Strong Authentication and Risk-Based Access Control Would Reduce OpenID Worries
By Mark Wilcox - OVD Product Manager on Aug 08, 2008
Many of you may have read this post from Gerry Beuchelt of Sun talking about how to protect Sun employees using their OpenID R&D project.
Among the advice - make sure systems are patched, verify the DNS of your ISP is working properly and to double-check the hostname of their OpenID provider.
That is a tall order even for the most technical people. I mean I'm a geek among geeks and I don't think I could accomplish those steps.
But it does give me an opportunity to write about how strong authentication and risk-based access control could help here. Currently we have a product (Oracle Adaptive Access Manager) that provides both functions.
OAAM allows you to use a virtual keypad to enter username and password credentials. This virtual keypad includes such features such as using a background image that you chose (or perhaps chosen for you in an internal environment). It also has other features such as a timestamp, showing a key phrase in the image and the image moves every time it is refreshed. Also the keypad can be virtualized (e.g. driven by your mouse) so that it makes it darn near impossible for a keyboard logger to capture your password.
If more OpenID providers used something like OAAM then it would be much harder for a rogue OpenID provider to be configured.
Additionally risk-based access control (another OAAM feature) would help OpenID relying parties make better access control decisions for a linked OpenID. For example based on prior activity it could assign risk factors (e.g. normally you accessed from an IP in Dallas, but now we're seeing IP access from Outer Elbonia, maybe we should alert a customer care rep to call you before moving that money).

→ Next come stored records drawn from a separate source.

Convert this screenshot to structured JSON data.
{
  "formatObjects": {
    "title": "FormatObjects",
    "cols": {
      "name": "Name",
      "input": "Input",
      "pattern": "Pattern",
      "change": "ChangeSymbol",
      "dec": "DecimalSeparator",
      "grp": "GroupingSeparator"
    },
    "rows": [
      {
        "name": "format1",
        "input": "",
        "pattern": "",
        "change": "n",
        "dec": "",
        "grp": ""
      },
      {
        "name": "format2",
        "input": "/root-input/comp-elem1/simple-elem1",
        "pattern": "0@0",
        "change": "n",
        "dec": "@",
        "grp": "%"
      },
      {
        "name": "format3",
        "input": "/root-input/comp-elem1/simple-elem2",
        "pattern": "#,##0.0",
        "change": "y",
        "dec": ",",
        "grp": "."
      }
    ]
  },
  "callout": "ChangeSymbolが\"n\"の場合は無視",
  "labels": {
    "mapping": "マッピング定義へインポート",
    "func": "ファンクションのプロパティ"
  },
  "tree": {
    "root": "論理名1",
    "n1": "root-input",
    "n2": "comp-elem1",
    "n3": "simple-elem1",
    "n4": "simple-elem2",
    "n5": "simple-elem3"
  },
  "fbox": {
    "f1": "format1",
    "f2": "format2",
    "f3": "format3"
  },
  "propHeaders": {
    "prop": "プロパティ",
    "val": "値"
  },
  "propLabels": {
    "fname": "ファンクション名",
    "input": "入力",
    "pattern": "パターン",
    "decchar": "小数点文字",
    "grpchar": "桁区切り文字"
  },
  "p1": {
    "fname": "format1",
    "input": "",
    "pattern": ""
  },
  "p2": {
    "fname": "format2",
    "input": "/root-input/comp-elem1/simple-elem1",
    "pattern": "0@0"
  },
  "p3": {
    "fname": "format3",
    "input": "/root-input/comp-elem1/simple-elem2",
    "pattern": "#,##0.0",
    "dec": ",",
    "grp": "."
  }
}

These same principals could also be applied to any other federation scenario including SAML or Liberty based federation like we provide via Oracle Identity Federation.
Of course OAAM has benefits within enterprises who are not using OpenID or SAML but I just wanted to point out some tangible steps people could do to help secure OpenID beyond training people to become DNS engineers.